» **EXERCISE**:
The word "UNIP" occurs in some of the lines below; copy each of those lines.

—————

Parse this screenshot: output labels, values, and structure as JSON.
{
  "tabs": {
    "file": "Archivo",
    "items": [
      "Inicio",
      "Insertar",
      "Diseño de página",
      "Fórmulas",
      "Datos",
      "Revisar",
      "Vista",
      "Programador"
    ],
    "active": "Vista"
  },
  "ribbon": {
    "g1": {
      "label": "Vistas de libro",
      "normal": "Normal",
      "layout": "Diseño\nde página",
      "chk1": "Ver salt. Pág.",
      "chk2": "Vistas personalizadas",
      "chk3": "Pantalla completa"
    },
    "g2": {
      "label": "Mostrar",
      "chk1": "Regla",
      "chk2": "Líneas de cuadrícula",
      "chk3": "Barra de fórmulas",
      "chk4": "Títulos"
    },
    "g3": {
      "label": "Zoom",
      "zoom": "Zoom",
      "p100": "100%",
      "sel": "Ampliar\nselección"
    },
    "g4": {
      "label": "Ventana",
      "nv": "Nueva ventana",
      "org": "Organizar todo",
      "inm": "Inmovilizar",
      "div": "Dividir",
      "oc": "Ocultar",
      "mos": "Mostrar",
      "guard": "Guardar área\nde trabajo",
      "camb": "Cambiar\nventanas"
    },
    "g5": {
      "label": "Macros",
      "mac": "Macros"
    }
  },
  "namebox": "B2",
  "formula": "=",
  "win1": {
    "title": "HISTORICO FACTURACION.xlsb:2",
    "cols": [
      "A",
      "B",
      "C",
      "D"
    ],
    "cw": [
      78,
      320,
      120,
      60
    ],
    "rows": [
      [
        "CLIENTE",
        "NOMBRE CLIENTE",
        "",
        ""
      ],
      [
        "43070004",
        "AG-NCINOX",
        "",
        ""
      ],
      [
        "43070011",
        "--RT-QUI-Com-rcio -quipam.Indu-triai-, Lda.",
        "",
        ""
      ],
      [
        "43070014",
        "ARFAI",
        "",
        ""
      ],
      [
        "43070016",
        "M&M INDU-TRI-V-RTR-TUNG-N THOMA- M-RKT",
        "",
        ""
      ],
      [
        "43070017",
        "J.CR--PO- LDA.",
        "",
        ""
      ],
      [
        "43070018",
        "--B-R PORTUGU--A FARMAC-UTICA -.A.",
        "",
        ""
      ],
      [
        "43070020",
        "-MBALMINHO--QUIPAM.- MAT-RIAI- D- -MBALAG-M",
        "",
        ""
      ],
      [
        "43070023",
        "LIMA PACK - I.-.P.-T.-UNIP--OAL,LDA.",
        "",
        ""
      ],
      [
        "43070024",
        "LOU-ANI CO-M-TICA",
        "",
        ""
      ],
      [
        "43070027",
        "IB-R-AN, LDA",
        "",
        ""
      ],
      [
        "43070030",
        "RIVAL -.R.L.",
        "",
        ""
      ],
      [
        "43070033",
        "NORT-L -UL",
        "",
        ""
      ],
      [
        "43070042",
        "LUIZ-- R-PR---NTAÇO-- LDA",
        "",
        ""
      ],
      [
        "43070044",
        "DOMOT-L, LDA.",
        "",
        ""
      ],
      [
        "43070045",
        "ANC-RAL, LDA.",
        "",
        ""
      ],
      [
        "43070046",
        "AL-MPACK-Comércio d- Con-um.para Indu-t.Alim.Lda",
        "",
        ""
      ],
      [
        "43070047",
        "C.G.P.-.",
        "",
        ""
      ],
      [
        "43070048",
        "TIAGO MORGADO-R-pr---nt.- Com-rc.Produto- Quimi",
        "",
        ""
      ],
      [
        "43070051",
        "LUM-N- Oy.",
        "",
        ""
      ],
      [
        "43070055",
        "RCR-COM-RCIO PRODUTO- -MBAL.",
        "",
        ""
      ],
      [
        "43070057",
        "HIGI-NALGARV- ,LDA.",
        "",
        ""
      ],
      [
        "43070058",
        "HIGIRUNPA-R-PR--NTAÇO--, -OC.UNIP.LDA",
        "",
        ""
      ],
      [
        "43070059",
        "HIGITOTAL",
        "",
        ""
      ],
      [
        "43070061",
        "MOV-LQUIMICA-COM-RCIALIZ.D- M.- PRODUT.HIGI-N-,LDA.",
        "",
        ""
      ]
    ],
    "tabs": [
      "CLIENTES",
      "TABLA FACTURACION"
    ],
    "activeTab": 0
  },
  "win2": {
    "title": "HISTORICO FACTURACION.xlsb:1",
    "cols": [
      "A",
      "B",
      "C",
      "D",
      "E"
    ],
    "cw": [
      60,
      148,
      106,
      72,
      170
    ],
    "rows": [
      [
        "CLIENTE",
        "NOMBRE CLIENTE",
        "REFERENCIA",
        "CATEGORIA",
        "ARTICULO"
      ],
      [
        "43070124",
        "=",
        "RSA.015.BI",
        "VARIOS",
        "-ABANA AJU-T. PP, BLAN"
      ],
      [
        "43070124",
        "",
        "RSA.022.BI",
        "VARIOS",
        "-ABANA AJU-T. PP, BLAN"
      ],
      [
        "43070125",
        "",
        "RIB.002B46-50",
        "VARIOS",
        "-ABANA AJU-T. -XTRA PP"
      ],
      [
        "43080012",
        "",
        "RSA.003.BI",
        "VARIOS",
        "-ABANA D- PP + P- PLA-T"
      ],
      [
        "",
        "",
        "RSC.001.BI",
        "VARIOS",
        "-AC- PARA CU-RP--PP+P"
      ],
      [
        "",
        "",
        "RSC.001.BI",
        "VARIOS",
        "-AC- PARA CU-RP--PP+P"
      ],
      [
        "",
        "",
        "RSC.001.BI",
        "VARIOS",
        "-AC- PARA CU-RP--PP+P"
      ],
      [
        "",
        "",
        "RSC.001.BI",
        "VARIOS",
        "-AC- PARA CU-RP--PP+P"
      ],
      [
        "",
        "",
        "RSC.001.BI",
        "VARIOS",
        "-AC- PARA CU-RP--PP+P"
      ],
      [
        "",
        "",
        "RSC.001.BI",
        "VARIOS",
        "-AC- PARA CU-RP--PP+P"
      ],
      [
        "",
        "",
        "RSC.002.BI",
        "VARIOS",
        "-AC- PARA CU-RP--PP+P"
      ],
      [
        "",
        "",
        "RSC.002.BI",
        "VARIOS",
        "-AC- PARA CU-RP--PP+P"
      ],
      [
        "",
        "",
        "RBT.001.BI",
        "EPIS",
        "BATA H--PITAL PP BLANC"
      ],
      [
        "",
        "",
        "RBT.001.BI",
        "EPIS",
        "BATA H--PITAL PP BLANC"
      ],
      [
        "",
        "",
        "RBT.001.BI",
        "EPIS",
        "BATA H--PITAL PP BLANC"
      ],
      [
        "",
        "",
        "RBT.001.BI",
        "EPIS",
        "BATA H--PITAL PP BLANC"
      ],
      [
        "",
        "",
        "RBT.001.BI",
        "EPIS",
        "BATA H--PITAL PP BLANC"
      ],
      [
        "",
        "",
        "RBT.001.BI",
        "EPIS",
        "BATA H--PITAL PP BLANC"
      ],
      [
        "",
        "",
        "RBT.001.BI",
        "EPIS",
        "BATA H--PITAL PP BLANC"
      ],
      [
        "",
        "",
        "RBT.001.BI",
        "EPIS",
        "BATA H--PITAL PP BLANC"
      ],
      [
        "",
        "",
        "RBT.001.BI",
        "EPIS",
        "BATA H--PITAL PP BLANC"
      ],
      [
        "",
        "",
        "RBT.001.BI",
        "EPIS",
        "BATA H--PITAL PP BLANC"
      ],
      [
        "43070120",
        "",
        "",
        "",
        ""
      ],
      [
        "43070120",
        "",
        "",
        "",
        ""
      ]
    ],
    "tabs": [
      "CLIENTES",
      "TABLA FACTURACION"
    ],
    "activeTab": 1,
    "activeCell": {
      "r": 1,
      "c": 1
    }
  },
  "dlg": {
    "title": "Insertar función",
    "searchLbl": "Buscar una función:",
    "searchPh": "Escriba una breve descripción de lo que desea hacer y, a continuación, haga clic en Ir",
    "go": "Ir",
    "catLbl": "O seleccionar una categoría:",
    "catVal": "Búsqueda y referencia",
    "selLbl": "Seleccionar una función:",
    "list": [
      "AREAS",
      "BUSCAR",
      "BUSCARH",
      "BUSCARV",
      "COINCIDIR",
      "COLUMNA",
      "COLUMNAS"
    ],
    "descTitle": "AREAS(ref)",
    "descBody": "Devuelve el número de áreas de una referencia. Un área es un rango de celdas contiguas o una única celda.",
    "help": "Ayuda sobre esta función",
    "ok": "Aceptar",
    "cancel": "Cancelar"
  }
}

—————

» **YOUR RESPONSE**:
        "LIMA PACK - I.-.P.-T.-UNIP--OAL,LDA.",
        "HIGIRUNPA-R-PR--NTAÇO--, -OC.UNIP.LDA",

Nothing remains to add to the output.